In-situ measurement using a HYCAL hydrogen measuring device from the manufacturer EMC, is based on a ceramic material (CaZrO3-In) that is able to conduct hydrogen ions at elevated temperatures. If the reference hydrogen concentration is known, a hydrogen concentration cell is used.
The sensor contains a patented solid state reference that provides a known pH2 value for a given temperature. Depending on the pH2 difference between the external and internal chamber of the sensor, voltage is generated which - in conjunction with the temperature and the hydrogen solubility of the respective alloy - enables an accurate measurement of the hydrogen to be determined.
The following schematic diagram shows how a voltage is generated on the wall of the calcium zirconate material exposed to a pH2 difference.
The IDECO® Hydrogen-Analyser is a system for quick and accurate determination and analysis of the current hydrogen content in aluminium alloys by means of sampling.
The applied measurement technique is based on the principle of the "first gas bubble" according to Y. Dardel.
To facilitate the measurement, the melt sample is poured into a crucible heated to an appropriate temperature, which can be evacuated. As soon as the ambient pressure is less than or equal to the partial pressure of the gas dissolved in the melt, the dissolved gas escapes from the melt. This is visible through the emergence of bubbles on the metal surface.
Because hydrogen is the only dissolved gas in aluminium, this process serves to determine the hydrogen partial pressure. A "real" bubble is a bubble that is followed by the emergence of further bubbles in quick succession.
The hydrogen content is calculated from the hydrogen partial pressure determined in this way, the simultaneous melt temperature, the time course of solidification and the constants. The hydrogen concentration in the melt can be calculated using Sieverts' law.
The calculation takes place as follows:
log CH = 0.5 * log pH - A / T + B
CH Concentration of hydrogen dissolved in aluminium in cm³/100g
pH Partial pressure of hydrogen in mbar
T Temperature of the melt in K
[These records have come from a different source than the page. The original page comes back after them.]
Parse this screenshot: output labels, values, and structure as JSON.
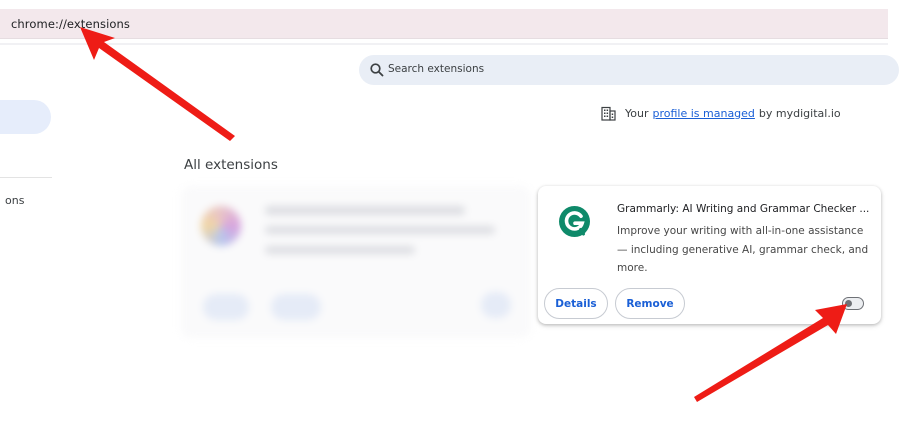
{
  "browser": {
    "url": "chrome://extensions"
  },
  "search": {
    "placeholder": "Search extensions",
    "icon": "search-icon"
  },
  "sidebar": {
    "item_partial_label": "ons"
  },
  "managed_notice": {
    "prefix": "Your",
    "link_text": "profile is managed",
    "suffix": "by mydigital.io",
    "icon": "building-icon"
  },
  "section": {
    "title": "All extensions"
  },
  "extension": {
    "name": "Grammarly: AI Writing and Grammar Checker ...",
    "description": "Improve your writing with all-in-one assistance— including generative AI, grammar check, and more.",
    "details_label": "Details",
    "remove_label": "Remove",
    "enabled": false,
    "logo_color": "#0f8a6a",
    "icon": "grammarly-logo-icon"
  },
  "colors": {
    "accent": "#1a5fd6",
    "annotation_arrow": "#ee1c16"
  }
}
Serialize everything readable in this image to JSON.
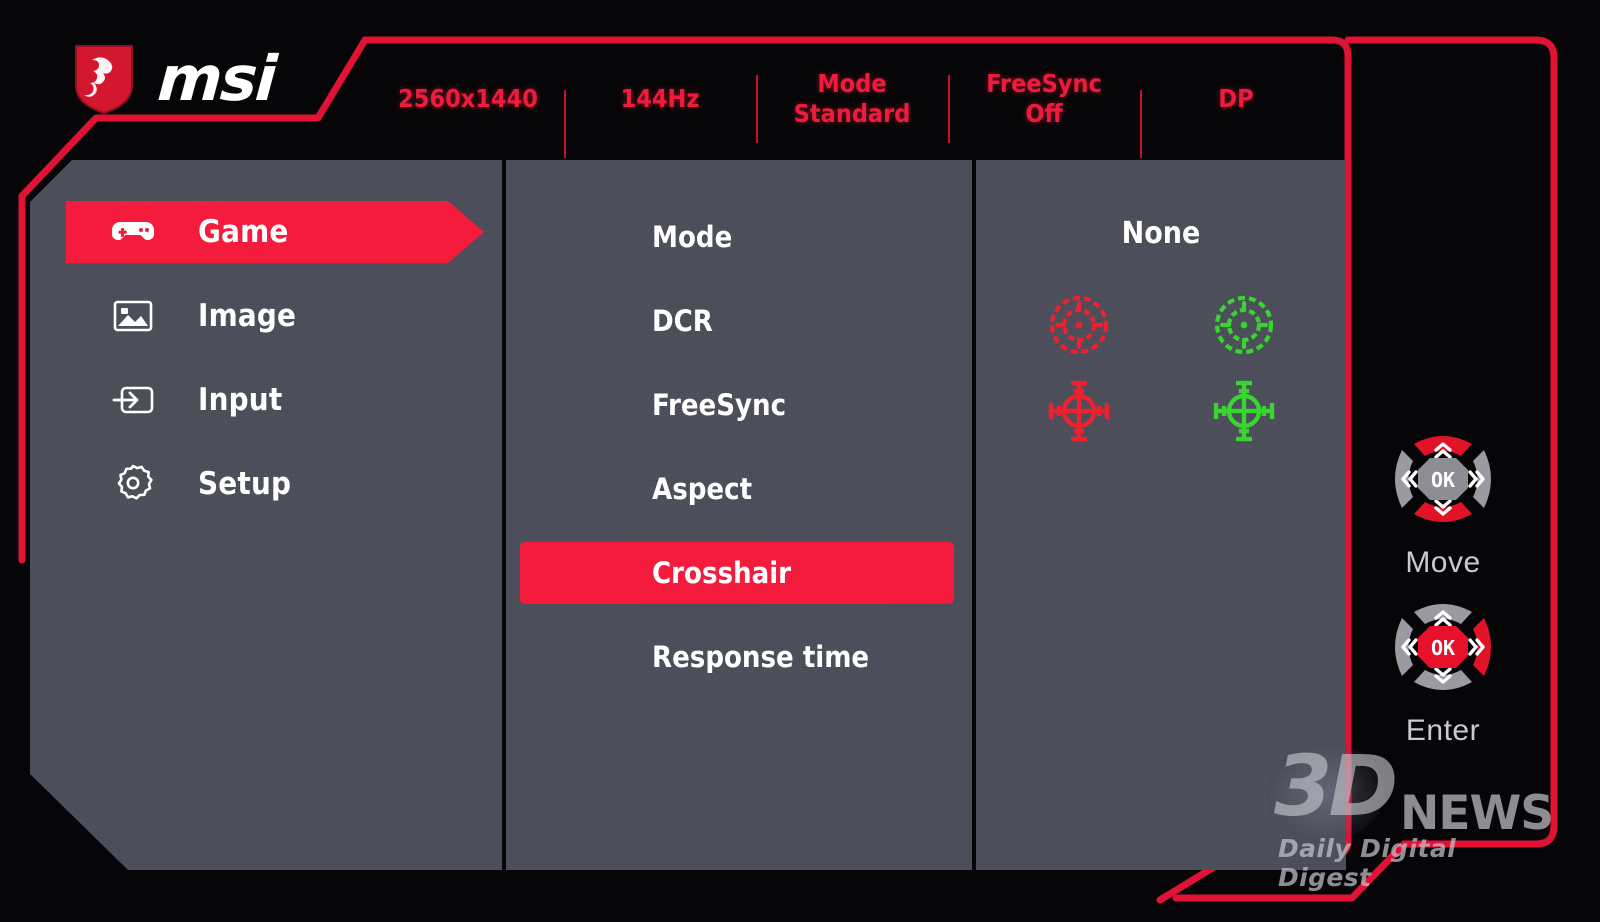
{
  "brand": {
    "logo_icon": "msi-dragon-shield-icon",
    "wordmark": "msi"
  },
  "status_bar": {
    "items": [
      {
        "line1": "2560x1440",
        "line2": ""
      },
      {
        "line1": "144Hz",
        "line2": ""
      },
      {
        "line1": "Mode",
        "line2": "Standard"
      },
      {
        "line1": "FreeSync",
        "line2": "Off"
      },
      {
        "line1": "DP",
        "line2": ""
      }
    ]
  },
  "sidebar": {
    "items": [
      {
        "label": "Game",
        "icon": "gamepad-icon",
        "active": true
      },
      {
        "label": "Image",
        "icon": "picture-icon",
        "active": false
      },
      {
        "label": "Input",
        "icon": "input-arrow-icon",
        "active": false
      },
      {
        "label": "Setup",
        "icon": "gear-icon",
        "active": false
      }
    ]
  },
  "submenu": {
    "items": [
      {
        "label": "Mode",
        "active": false
      },
      {
        "label": "DCR",
        "active": false
      },
      {
        "label": "FreeSync",
        "active": false
      },
      {
        "label": "Aspect",
        "active": false
      },
      {
        "label": "Crosshair",
        "active": true
      },
      {
        "label": "Response time",
        "active": false
      }
    ]
  },
  "options": {
    "title": "None",
    "items": [
      {
        "name": "crosshair-circle-red",
        "style": "circle",
        "color": "#ef2030"
      },
      {
        "name": "crosshair-circle-green",
        "style": "circle",
        "color": "#38d430"
      },
      {
        "name": "crosshair-cross-red",
        "style": "cross",
        "color": "#ef2030"
      },
      {
        "name": "crosshair-cross-green",
        "style": "cross",
        "color": "#38d430"
      }
    ]
  },
  "nav_hints": [
    {
      "label": "Move",
      "ok_text": "OK",
      "active": [
        "up",
        "down"
      ]
    },
    {
      "label": "Enter",
      "ok_text": "OK",
      "active": [
        "ok",
        "right"
      ]
    }
  ],
  "watermark": {
    "mark": "3D",
    "name": "NEWS",
    "tagline": "Daily Digital Digest"
  },
  "colors": {
    "accent_red": "#f41b3c",
    "panel_gray": "#4a4d59",
    "status_red": "#ef1b3c",
    "crosshair_green": "#38d430",
    "background": "#060608"
  }
}
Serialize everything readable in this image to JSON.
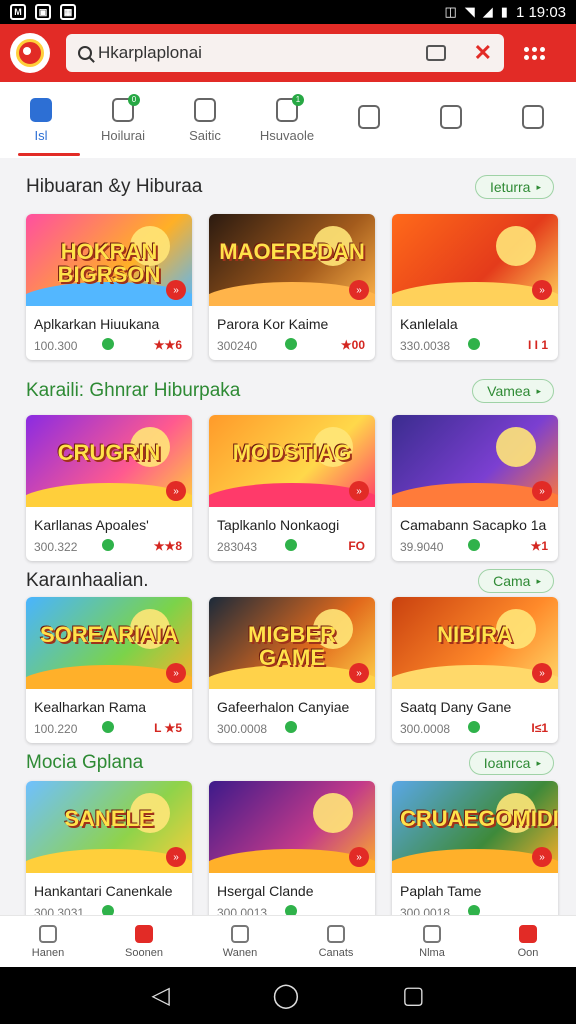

A, B Constants for consideration of the alloy to be tested
The constants take into account aspects including the solubility of elements such as silicon, magnesium, copper and manganese.